On respect

Slovenians are very touchy people and easily offended. If I say 'ti' to someone I don't know in Slovenia, the person will find my informal address so disrespectful that they may never want to speak to me again. Slovenian politicians and other minor celebrities are suing journalists on a daily basis for allegedly offensive and disrespectful reporting about them. Presidents of Slovenian organisations in Australia are very quick to feel they are not being paid enough respect whenever somebody dares to criticise their actions, no matter how much such criticism is deserved and overdue.

However, 'to respect' is defined in dictionaries as to admire (someone or something), as a result of their abilities, qualities or achievements. In other words, respect is not something we can demand from others, it is something we earn.

The Slovenian community in Australia is fairly small and relatively new. A large majority of Slovenians who settled in Australia soon after WWII were so-called economic refugees - if such a thing exists. They left Yugoslavia because they felt they couldn't live there any more, political circumstances making their life unbearable. Due to the circumstances in which they grew up they were mostly poorly educated and very few could speak English. As a group, they were very keen to stick together as this ensured they remained informed, socially integrated and connected to their Slovenian background. Those among them who were lucky enough to arrive with some English and formal education, took upon themselves formal or informal leadership positions in the community. They ran literary and community magazines and papers, organised cultural and political events, wrote poetry and performed at different functions.

One such prominent Slovenian was Ljenko Urbančič (1922 - 2006). He was a controversial person, no doubt.  His obituary, written by his ideological opponent Mark Aaron in Sydney Morning Herald is not flattering. However, there are not many Slovenians who get obituaries in the mainstream Australian newspapers, are they? And in fairness, it should be added that Urbančič also had many friends, admirers and followers in the Australian Liberal Party, in the Slovenian community and on the Slovenian political right.

People may have disagreed with his firm ideological stands but this does not mean we must vilify him. He was a man of thought, not a man of sword. He was an extreme right politician, not a criminal.

His sculpture 'Črtomir and Bogomila' was donated and transported to the Slovenian Association Sydney in 2005. The Association covered the cost.

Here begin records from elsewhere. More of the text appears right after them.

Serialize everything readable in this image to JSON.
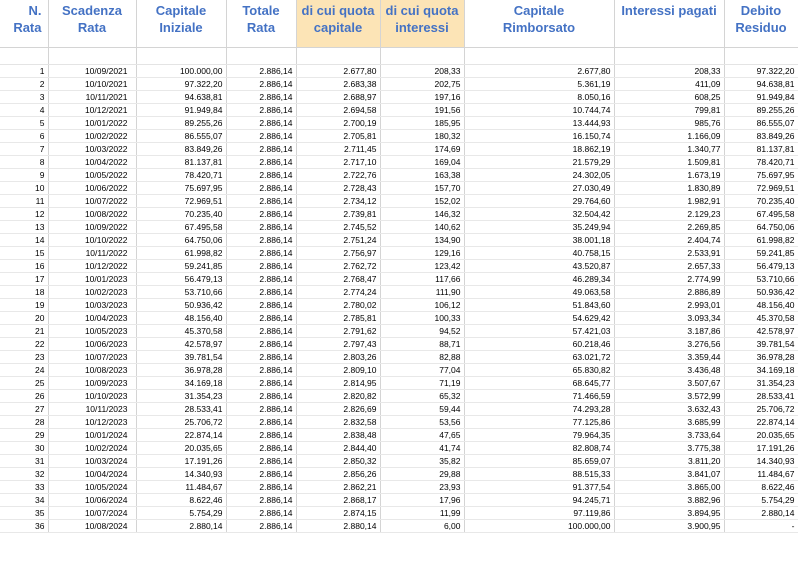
{
  "headers": [
    [
      "N.",
      "Rata"
    ],
    [
      "Scadenza",
      "Rata"
    ],
    [
      "Capitale",
      "Iniziale"
    ],
    [
      "Totale",
      "Rata"
    ],
    [
      "di cui quota",
      "capitale"
    ],
    [
      "di cui quota",
      "interessi"
    ],
    [
      "Capitale",
      "Rimborsato"
    ],
    [
      "Interessi pagati",
      ""
    ],
    [
      "Debito",
      "Residuo"
    ]
  ],
  "highlight_color": "#fce4b6",
  "header_color": "#4472c4",
  "rows": [
    [
      "1",
      "10/09/2021",
      "100.000,00",
      "2.886,14",
      "2.677,80",
      "208,33",
      "2.677,80",
      "208,33",
      "97.322,20"
    ],
    [
      "2",
      "10/10/2021",
      "97.322,20",
      "2.886,14",
      "2.683,38",
      "202,75",
      "5.361,19",
      "411,09",
      "94.638,81"
    ],
    [
      "3",
      "10/11/2021",
      "94.638,81",
      "2.886,14",
      "2.688,97",
      "197,16",
      "8.050,16",
      "608,25",
      "91.949,84"
    ],
    [
      "4",
      "10/12/2021",
      "91.949,84",
      "2.886,14",
      "2.694,58",
      "191,56",
      "10.744,74",
      "799,81",
      "89.255,26"
    ],
    [
      "5",
      "10/01/2022",
      "89.255,26",
      "2.886,14",
      "2.700,19",
      "185,95",
      "13.444,93",
      "985,76",
      "86.555,07"
    ],
    [
      "6",
      "10/02/2022",
      "86.555,07",
      "2.886,14",
      "2.705,81",
      "180,32",
      "16.150,74",
      "1.166,09",
      "83.849,26"
    ],
    [
      "7",
      "10/03/2022",
      "83.849,26",
      "2.886,14",
      "2.711,45",
      "174,69",
      "18.862,19",
      "1.340,77",
      "81.137,81"
    ],
    [
      "8",
      "10/04/2022",
      "81.137,81",
      "2.886,14",
      "2.717,10",
      "169,04",
      "21.579,29",
      "1.509,81",
      "78.420,71"
    ],
    [
      "9",
      "10/05/2022",
      "78.420,71",
      "2.886,14",
      "2.722,76",
      "163,38",
      "24.302,05",
      "1.673,19",
      "75.697,95"
    ],
    [
      "10",
      "10/06/2022",
      "75.697,95",
      "2.886,14",
      "2.728,43",
      "157,70",
      "27.030,49",
      "1.830,89",
      "72.969,51"
    ],
    [
      "11",
      "10/07/2022",
      "72.969,51",
      "2.886,14",
      "2.734,12",
      "152,02",
      "29.764,60",
      "1.982,91",
      "70.235,40"
    ],
    [
      "12",
      "10/08/2022",
      "70.235,40",
      "2.886,14",
      "2.739,81",
      "146,32",
      "32.504,42",
      "2.129,23",
      "67.495,58"
    ],
    [
      "13",
      "10/09/2022",
      "67.495,58",
      "2.886,14",
      "2.745,52",
      "140,62",
      "35.249,94",
      "2.269,85",
      "64.750,06"
    ],
    [
      "14",
      "10/10/2022",
      "64.750,06",
      "2.886,14",
      "2.751,24",
      "134,90",
      "38.001,18",
      "2.404,74",
      "61.998,82"
    ],
    [
      "15",
      "10/11/2022",
      "61.998,82",
      "2.886,14",
      "2.756,97",
      "129,16",
      "40.758,15",
      "2.533,91",
      "59.241,85"
    ],
    [
      "16",
      "10/12/2022",
      "59.241,85",
      "2.886,14",
      "2.762,72",
      "123,42",
      "43.520,87",
      "2.657,33",
      "56.479,13"
    ],
    [
      "17",
      "10/01/2023",
      "56.479,13",
      "2.886,14",
      "2.768,47",
      "117,66",
      "46.289,34",
      "2.774,99",
      "53.710,66"
    ],
    [
      "18",
      "10/02/2023",
      "53.710,66",
      "2.886,14",
      "2.774,24",
      "111,90",
      "49.063,58",
      "2.886,89",
      "50.936,42"
    ],
    [
      "19",
      "10/03/2023",
      "50.936,42",
      "2.886,14",
      "2.780,02",
      "106,12",
      "51.843,60",
      "2.993,01",
      "48.156,40"
    ],
    [
      "20",
      "10/04/2023",
      "48.156,40",
      "2.886,14",
      "2.785,81",
      "100,33",
      "54.629,42",
      "3.093,34",
      "45.370,58"
    ],
    [
      "21",
      "10/05/2023",
      "45.370,58",
      "2.886,14",
      "2.791,62",
      "94,52",
      "57.421,03",
      "3.187,86",
      "42.578,97"
    ],
    [
      "22",
      "10/06/2023",
      "42.578,97",
      "2.886,14",
      "2.797,43",
      "88,71",
      "60.218,46",
      "3.276,56",
      "39.781,54"
    ],
    [
      "23",
      "10/07/2023",
      "39.781,54",
      "2.886,14",
      "2.803,26",
      "82,88",
      "63.021,72",
      "3.359,44",
      "36.978,28"
    ],
    [
      "24",
      "10/08/2023",
      "36.978,28",
      "2.886,14",
      "2.809,10",
      "77,04",
      "65.830,82",
      "3.436,48",
      "34.169,18"
    ],
    [
      "25",
      "10/09/2023",
      "34.169,18",
      "2.886,14",
      "2.814,95",
      "71,19",
      "68.645,77",
      "3.507,67",
      "31.354,23"
    ],
    [
      "26",
      "10/10/2023",
      "31.354,23",
      "2.886,14",
      "2.820,82",
      "65,32",
      "71.466,59",
      "3.572,99",
      "28.533,41"
    ],
    [
      "27",
      "10/11/2023",
      "28.533,41",
      "2.886,14",
      "2.826,69",
      "59,44",
      "74.293,28",
      "3.632,43",
      "25.706,72"
    ],
    [
      "28",
      "10/12/2023",
      "25.706,72",
      "2.886,14",
      "2.832,58",
      "53,56",
      "77.125,86",
      "3.685,99",
      "22.874,14"
    ],
    [
      "29",
      "10/01/2024",
      "22.874,14",
      "2.886,14",
      "2.838,48",
      "47,65",
      "79.964,35",
      "3.733,64",
      "20.035,65"
    ],
    [
      "30",
      "10/02/2024",
      "20.035,65",
      "2.886,14",
      "2.844,40",
      "41,74",
      "82.808,74",
      "3.775,38",
      "17.191,26"
    ],
    [
      "31",
      "10/03/2024",
      "17.191,26",
      "2.886,14",
      "2.850,32",
      "35,82",
      "85.659,07",
      "3.811,20",
      "14.340,93"
    ],
    [
      "32",
      "10/04/2024",
      "14.340,93",
      "2.886,14",
      "2.856,26",
      "29,88",
      "88.515,33",
      "3.841,07",
      "11.484,67"
    ],
    [
      "33",
      "10/05/2024",
      "11.484,67",
      "2.886,14",
      "2.862,21",
      "23,93",
      "91.377,54",
      "3.865,00",
      "8.622,46"
    ],
    [
      "34",
      "10/06/2024",
      "8.622,46",
      "2.886,14",
      "2.868,17",
      "17,96",
      "94.245,71",
      "3.882,96",
      "5.754,29"
    ],
    [
      "35",
      "10/07/2024",
      "5.754,29",
      "2.886,14",
      "2.874,15",
      "11,99",
      "97.119,86",
      "3.894,95",
      "2.880,14"
    ],
    [
      "36",
      "10/08/2024",
      "2.880,14",
      "2.886,14",
      "2.880,14",
      "6,00",
      "100.000,00",
      "3.900,95",
      "-"
    ]
  ]
}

The Association Committee must have considered the acquisition worthy enough to place the sculpture on its grounds and call the area 'Prešeren Park'.

In January this year, Črtomir and Bogomila were knocked over by a bobcat and buried.
Photos Florjan Auser

Can we find in our hearts a little respect for Urbančič's legacy? Or should we remove everything that reminds us of people who were not entirely to our liking the moment they die? 

Every person who has played an active role in our community has contributed in his/her own big or small way to our common history, present and future. We deeply value their efforts and work. Because of them, we, as a community, are where we are today. 

Let's make it clear that we stand by our community and its individuals. We don't need to fully agree with them to feel respect for their abilities, qualities or achievements, do we?